The Hood Canal Boat House is located along the Hood Canal, a scenic waterway in northern Washington that connects to the Puget Sound. The structure sits on a forested site owned by a couple with two children and a large extended family.
Seattle-based firm Hoedemaker Pfeiffer was charged with renovating an existing boathouse that "had no windows, one door and no charm". The architects set out to create a structure that engaged the landscape and provided a cosy atmosphere indoors.
"It is conceived as a building that can turn itself inside out, offering a protective layer of concrete and steel to the outside with the warmth of marine plywood on the inside," the team said.
The exterior walls are made of cedar and concrete masonry blocks. Two sides feature large barn-style doors clad in steel roofing, which slide open and closed via tracks that extend beyond the exterior walls.
"The oversized sliding doors extend well beyond the building to create sheltered spaces facing both sunrise and sunset," the studio said.
Inside, the ground level features a wooden storage unit, concrete flooring and plywood panelling. Nautical lighting fixtures are suspended from the ceiling and affixed to the walls.
A sleeping loft is accessed via a drop-down ladder controlled by a hand-operated pulley system.
"The retractable ladder allows the building to be used as winter boat storage and summer loft sleeping," said the studio.
The loft is lined by a protective railing made of wood and cables. A horizontal band of windows brings ample natural light into the space and offers elevated views of the scenic landscape.
Other boathouses include a blackened-timber structure by Weiss Architecture situated along a rocky coastline in Ontario and an Austin boathouse by Andersson-Wise that is made of new and salvaged materials.
Photography is by Alex Hayden.

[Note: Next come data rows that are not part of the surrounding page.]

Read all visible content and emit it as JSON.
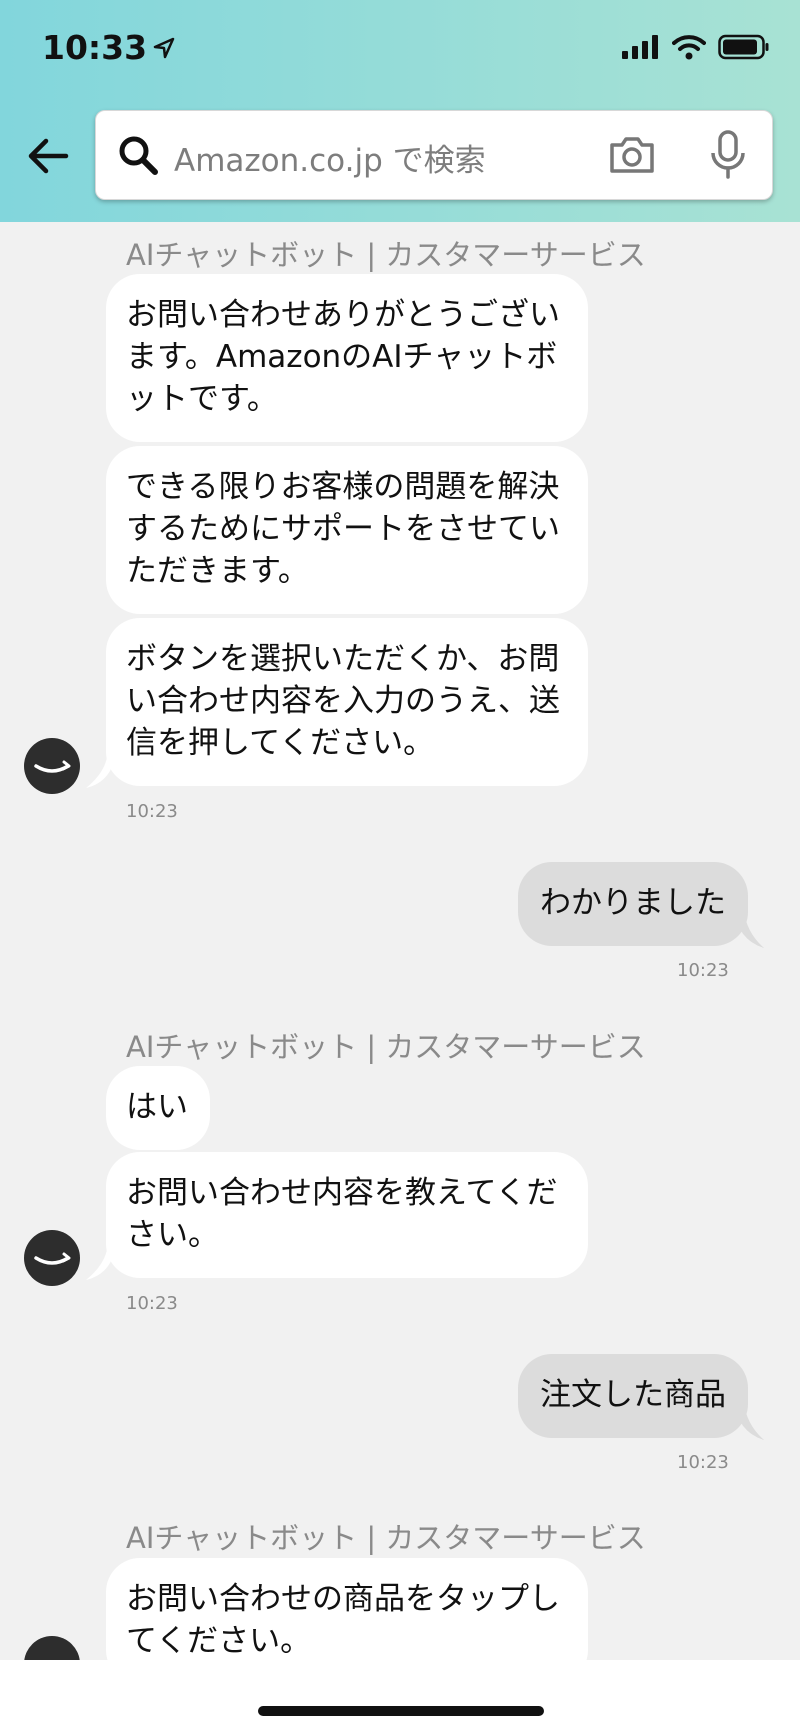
{
  "status": {
    "time": "10:33"
  },
  "search": {
    "placeholder": "Amazon.co.jp で検索"
  },
  "chat": {
    "sender_label": "AIチャットボット | カスタマーサービス",
    "group1": {
      "messages": [
        "お問い合わせありがとうございます。AmazonのAIチャットボットです。",
        "できる限りお客様の問題を解決するためにサポートをさせていただきます。",
        "ボタンを選択いただくか、お問い合わせ内容を入力のうえ、送信を押してください。"
      ],
      "time": "10:23"
    },
    "user1": {
      "message": "わかりました",
      "time": "10:23"
    },
    "group2": {
      "messages": [
        "はい",
        "お問い合わせ内容を教えてください。"
      ],
      "time": "10:23"
    },
    "user2": {
      "message": "注文した商品",
      "time": "10:23"
    },
    "group3": {
      "messages": [
        "お問い合わせの商品をタップしてください。"
      ]
    }
  }
}
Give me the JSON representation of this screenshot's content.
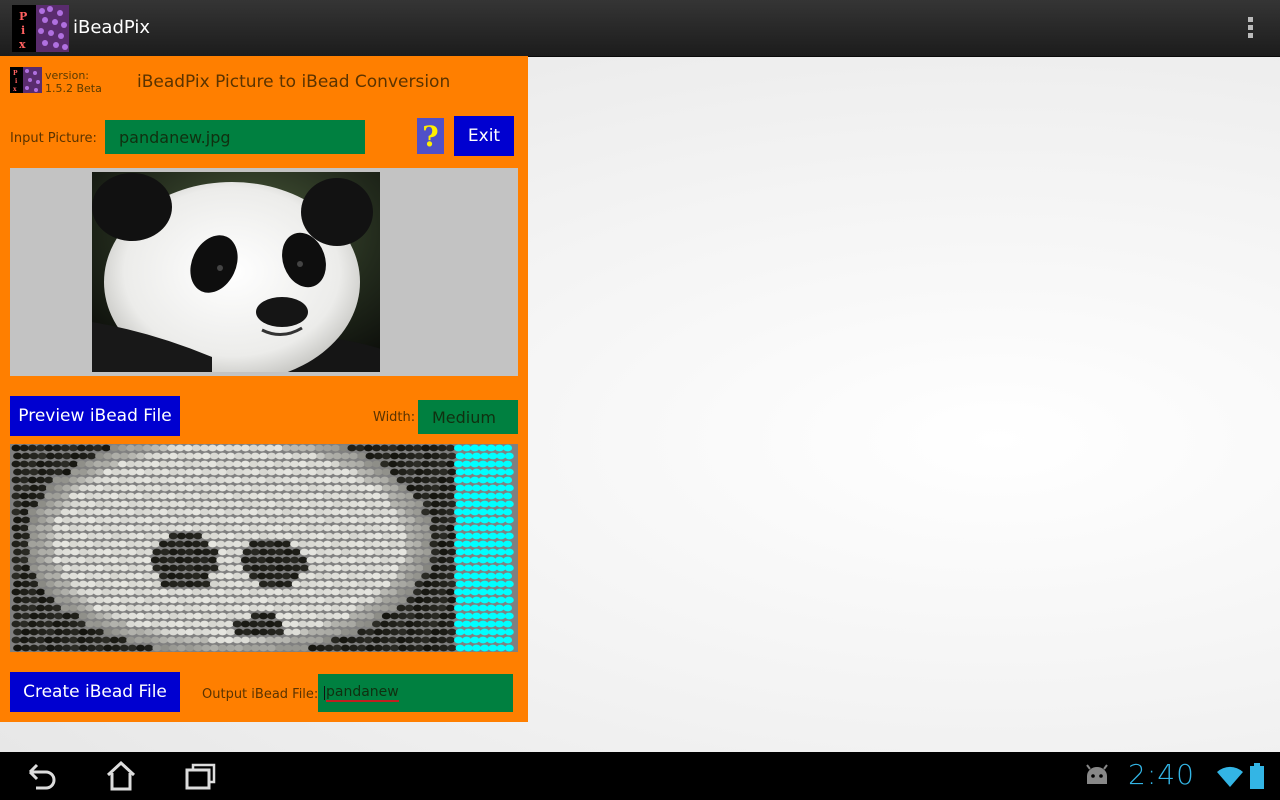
{
  "app": {
    "title": "iBeadPix",
    "icon_letters": [
      "P",
      "i",
      "x"
    ]
  },
  "actionbar": {
    "overflow_icon": "overflow-menu-icon"
  },
  "panel": {
    "version_label": "version:",
    "version_value": "1.5.2 Beta",
    "heading": "iBeadPix Picture to iBead Conversion",
    "input_label": "Input Picture:",
    "input_value": "pandanew.jpg",
    "help_label": "?",
    "exit_label": "Exit",
    "preview_label": "Preview iBead File",
    "width_label": "Width:",
    "width_value": "Medium",
    "create_label": "Create iBead File",
    "output_label": "Output iBead File:",
    "output_value": "pandanew"
  },
  "colors": {
    "panel": "#ff7f00",
    "button": "#0000d0",
    "field": "#008040",
    "bead_pad": "#00ffff"
  },
  "navbar": {
    "icons": [
      "back-icon",
      "home-icon",
      "recent-apps-icon",
      "android-debug-icon",
      "wifi-icon",
      "battery-icon"
    ],
    "clock": "2:40"
  }
}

Architecture: Hoedemaker Pfeiffer
Interior design: Garrett Cord Werner
Contractor: Fairbank Construction
Landscape: Leuner Landscape Designs